* "Mr. Small, you claim we've given a thousand lives to bring democracy to the Mid-east. But so far, your democracy, Mr. Small, comes down to a puppet prime minister, we've installed in Iraq and a puppet government, the Saudis have installed in Washington."

OK, I can't expect all that in a presidential debate, where the message has to fit through a tube. But still, Mr. Tall could have won my vote with two words. It's the two-word answer John Kerry gave three decades ago when asked the same question -- “How can we get our troops out of a disastrous war?”

Then, the clear-minded, tall young men said, "In ships."

Greg Palast, nominated Britain's Business Writer of the Year by the UK Press Association for his writings in the Guardian papers, is the author of the New York Times bestseller, The Best Democracy Money Can Buy.

This month, Palast, who has returned to his native USA, will release, "Bush Family Fortunes," the 70-minute film on DVD his investigative reports for BBC television. View a 2-minute preview, or order it, at:

Other Articles by Greg Palast

* The Grinch That Stole Labor Day
* Still Unreported: The Pay-off in Bush Air Guard Fix
* Venezuela Floridated
* Kerry Discovers Black Voters!
* One Million Black Votes Did Not Count
* Bush Spiked Probe of Pakistan’s Dr. Strangelove, BBC reported in 2001
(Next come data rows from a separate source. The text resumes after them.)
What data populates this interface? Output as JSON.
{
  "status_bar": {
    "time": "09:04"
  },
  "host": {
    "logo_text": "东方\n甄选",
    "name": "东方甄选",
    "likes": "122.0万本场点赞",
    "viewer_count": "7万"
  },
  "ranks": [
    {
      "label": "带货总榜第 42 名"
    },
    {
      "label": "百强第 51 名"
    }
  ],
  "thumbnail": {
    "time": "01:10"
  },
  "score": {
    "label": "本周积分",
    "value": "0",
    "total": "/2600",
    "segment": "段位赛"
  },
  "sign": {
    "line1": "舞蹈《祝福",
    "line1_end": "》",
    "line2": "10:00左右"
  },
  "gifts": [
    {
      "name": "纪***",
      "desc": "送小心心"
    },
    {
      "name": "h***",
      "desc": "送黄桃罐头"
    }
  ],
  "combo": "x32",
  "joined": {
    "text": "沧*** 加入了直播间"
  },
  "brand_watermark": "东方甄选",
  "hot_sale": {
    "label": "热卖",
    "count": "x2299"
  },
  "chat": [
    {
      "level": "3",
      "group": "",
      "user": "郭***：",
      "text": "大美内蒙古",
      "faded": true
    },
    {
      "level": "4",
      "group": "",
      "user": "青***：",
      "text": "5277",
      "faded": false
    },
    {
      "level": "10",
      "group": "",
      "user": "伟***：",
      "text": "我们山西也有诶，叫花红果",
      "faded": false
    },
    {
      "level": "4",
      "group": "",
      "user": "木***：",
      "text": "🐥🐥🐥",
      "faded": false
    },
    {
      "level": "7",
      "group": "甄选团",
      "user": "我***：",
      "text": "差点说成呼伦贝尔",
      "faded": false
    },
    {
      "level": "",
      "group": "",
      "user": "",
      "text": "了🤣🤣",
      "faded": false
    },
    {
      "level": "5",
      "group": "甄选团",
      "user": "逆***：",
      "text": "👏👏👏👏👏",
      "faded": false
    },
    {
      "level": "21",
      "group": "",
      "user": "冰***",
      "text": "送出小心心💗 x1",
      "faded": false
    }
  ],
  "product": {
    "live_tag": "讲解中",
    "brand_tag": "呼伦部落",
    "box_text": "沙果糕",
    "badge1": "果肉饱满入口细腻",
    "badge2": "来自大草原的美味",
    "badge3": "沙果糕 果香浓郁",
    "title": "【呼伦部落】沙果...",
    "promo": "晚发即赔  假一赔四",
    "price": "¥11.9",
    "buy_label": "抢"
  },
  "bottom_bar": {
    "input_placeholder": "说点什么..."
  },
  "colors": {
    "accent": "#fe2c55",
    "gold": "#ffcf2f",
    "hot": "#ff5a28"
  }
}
* BBC At War: Hutton Blesses Blair's Attack on BBC's Investigation of Iraq War Claims
* No Child's Behind Left: The New Educational Eugenics in George Bush's State of the Union
* Jessica Lynch Captures Saddam: Ex-Dictator Demands Back Pay From Baker
* The Grinch that Stole Labor Day